Illustration by Derek Mast
Martyn Cornell, author of Amber, Gold & Black: The History of Britain’s Great Beers, explains: “Many, if not most, landowners in Britain brewed their own ale and beer, and when wars with France meant supplies of brandy were cut off, or when the tax on brandy became too high, they would brew extra-strong well-aged ales as a substitute.”
So the name was meant to reflect that these beers took the place of wine? Not quite, according to Cornell: “Barleywine as the name for a type of beer is probably not much more than 120 or so years old.
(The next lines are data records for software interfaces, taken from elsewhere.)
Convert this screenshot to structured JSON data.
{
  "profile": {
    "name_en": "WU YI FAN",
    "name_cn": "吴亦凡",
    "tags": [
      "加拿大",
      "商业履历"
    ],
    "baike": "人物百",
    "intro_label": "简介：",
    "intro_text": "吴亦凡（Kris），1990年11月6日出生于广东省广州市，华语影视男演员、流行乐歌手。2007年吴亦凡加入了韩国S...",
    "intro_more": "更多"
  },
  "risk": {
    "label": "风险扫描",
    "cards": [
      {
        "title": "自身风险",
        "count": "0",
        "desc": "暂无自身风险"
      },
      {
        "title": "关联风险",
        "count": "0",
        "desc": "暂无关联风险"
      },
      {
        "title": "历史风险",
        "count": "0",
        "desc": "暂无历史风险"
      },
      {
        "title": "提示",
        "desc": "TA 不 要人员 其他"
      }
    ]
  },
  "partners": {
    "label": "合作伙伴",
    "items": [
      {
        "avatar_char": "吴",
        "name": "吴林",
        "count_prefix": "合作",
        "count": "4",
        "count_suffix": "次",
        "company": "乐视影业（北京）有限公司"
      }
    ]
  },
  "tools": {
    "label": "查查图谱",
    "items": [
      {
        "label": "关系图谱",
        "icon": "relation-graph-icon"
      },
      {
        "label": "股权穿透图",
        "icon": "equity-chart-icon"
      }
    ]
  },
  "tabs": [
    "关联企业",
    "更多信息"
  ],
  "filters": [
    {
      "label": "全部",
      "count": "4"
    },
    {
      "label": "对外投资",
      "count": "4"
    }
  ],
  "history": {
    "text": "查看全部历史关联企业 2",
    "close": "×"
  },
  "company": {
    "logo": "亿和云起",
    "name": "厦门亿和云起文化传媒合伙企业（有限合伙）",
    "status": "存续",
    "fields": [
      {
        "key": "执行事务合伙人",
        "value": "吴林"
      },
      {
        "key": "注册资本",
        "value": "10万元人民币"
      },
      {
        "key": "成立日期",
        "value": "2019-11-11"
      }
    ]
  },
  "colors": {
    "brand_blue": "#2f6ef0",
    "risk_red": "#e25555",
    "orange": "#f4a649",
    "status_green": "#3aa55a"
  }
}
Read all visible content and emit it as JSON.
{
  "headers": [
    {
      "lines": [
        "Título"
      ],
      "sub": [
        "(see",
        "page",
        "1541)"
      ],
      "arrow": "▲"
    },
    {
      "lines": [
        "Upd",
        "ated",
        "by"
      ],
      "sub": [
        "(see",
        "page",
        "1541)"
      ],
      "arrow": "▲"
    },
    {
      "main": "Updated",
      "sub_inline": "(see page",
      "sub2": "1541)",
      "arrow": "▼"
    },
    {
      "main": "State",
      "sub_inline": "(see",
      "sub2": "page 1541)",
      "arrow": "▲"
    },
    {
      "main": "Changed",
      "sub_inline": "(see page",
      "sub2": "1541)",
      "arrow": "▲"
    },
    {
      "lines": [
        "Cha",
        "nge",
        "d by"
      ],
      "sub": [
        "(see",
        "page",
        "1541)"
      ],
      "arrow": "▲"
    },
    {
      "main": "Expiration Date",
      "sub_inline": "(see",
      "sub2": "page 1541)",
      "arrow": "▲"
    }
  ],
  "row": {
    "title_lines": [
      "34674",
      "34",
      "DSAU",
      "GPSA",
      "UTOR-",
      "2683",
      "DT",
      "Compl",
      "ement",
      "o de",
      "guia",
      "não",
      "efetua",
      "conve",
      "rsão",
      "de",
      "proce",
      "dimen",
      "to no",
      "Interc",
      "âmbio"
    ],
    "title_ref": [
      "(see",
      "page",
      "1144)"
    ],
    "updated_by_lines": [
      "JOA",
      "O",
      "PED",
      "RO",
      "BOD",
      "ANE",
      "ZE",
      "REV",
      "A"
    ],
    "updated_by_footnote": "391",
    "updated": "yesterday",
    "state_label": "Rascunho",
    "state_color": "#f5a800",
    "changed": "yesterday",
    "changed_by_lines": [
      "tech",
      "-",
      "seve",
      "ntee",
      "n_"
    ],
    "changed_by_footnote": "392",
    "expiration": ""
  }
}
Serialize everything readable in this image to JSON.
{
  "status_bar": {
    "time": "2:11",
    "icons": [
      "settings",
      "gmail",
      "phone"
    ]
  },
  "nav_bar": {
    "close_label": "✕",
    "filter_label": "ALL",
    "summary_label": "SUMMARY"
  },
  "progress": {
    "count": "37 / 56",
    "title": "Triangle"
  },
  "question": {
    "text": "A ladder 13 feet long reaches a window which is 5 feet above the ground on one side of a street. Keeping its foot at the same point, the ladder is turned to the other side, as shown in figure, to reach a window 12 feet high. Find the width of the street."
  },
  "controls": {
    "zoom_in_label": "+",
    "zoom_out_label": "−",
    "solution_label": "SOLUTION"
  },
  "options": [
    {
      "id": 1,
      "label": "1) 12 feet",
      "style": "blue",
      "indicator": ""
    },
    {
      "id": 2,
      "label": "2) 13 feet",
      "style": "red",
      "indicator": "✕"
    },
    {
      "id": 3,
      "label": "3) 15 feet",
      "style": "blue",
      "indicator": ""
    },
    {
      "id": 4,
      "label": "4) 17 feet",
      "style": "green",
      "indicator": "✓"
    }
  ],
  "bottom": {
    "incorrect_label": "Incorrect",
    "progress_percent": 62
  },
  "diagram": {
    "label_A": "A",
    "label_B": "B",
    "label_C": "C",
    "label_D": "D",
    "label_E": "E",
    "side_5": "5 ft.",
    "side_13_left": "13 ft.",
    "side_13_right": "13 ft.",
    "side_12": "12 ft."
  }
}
Previously, these heavy, strong ales would simply have been known as Old Ale or Stock Ale, or been given a designation such as ‘Number One’ or ‘XXXXX.’”
And somewhere along the line, these robustly malty ale powerhouses somehow came to carry this vinous misnomer? “[It] was just a marketing name invented to show how strong these beers were, and not because they had been made to imitate wine, or brandy, or sherry,” asserts Cornell.
Beyond the elevated alcohol level, barleywines are big, beastly beers that tend to find their way onto the table and into the glass in the colder months of the year. Historically speaking, these were very malt-centric beverages with little to no detectable hop presence, crafted by English brewers to evoke complex traces of treacle and toffee. When allowed to age, the character mellowed and matured, bringing in notes of sherry and countless other intangibles.
Around 1900, when Bass & Co. Brewery began exporting its No. 1 Burton Ale to the United States, it added the word “barleywine” to the label, which is what ultimately cemented the popularity of the term, both here and in the UK. Of course, with Prohibition and the subsequent growth of American macro-breweries— which worked much harder at aggressive marketing, distribution and consolidation than they ever did at producing flavorful products—not much could be found in the United States by way of barleywines for many years. But in 1975, Anchor Brewing Company changed that by releasing their own, dubbed Old Foghorn. “There wasn’t a lot to try back then,” laments Sierra Nevada Brewing Co. founder Ken Grossman. “I’d had some barleywines on visits to England, and I’d gotten my hands on some Thomas Hardy’s Ale, but Old Foghorn was a welcome newcomer.”
Sierra Nevada’s own barleywine—Bigfoot— was quite a gamechanger when it was first brewed in 1982. Hopped much more heavily than its English inspirations, it became the progenitor of the style now known as American Barleywine. Hops, of course, add their own piney/citrusy flavors to beer, in addition to bitterness, all while acting as a natural preservative.
While this helps the barleywine age for long periods—and it can age well for decades—the characteristic hop flavor and aroma diminish over time. “Fresh and aged are completely different animals,” explains Grossman.
“As it matures, the vinous character develops as the hops fade.”
In fact, Firestone Walker Brewing Co. Brewmaster Matt Brynildson deliberately cellars his barleywine— §ucaba—before bottling it. “For me, barleywines were made for barrel aging,” he proclaims. “We look at them as a perfect medium for barrel expression, so we build the beers to age and work well with wood.” And so they do, slowly transforming in bourbon barrels for a minimum of one year. Besides the rich backbone of toast and vanilla character seeping in over time, the base beer mellows and matures, and the flavors become perfectly integrated.
Thirsty yet? I know I am. Luckily, ‘tis the season for barleywines, and you’ll be able to find many of them on shelves and tap lists between December and February. Wondering how to enjoy them? Victor Novak, brewmaster at TAPS Fish House & Brewery in Brea, offers his advice: “Barleywines are big beers, so they need something equally big to pair with; Stilton blue cheese is awesome…but for me, they’re best by themselves, served in a snifter at cellar temp, preferably on a cold, crisp night on the patio, preferably with friends and a fireplace nearby.”
- Herb-roasted nuts
- Roasted or grilled game meat (think duck breasts with cherries)
- Wild mushroom risotto
- Various cheeses (blue, goat, aged Cheddar, aged Gouda)
- Dark chocolate with hazelnuts
- Salted caramel cheesecake
- AleSmith Old Numbskull
- Anchor Old Foghorn
- Firestone Walker §ucaba
- Ladyface Blue-Belly Barleywine
- Lagunitas Old GnarlyWine
- Sierra Nevada Bigfoot
- Stone Old Guardian Barley Wine
- TAPS Barleywine
- Telegraph Rhinoceros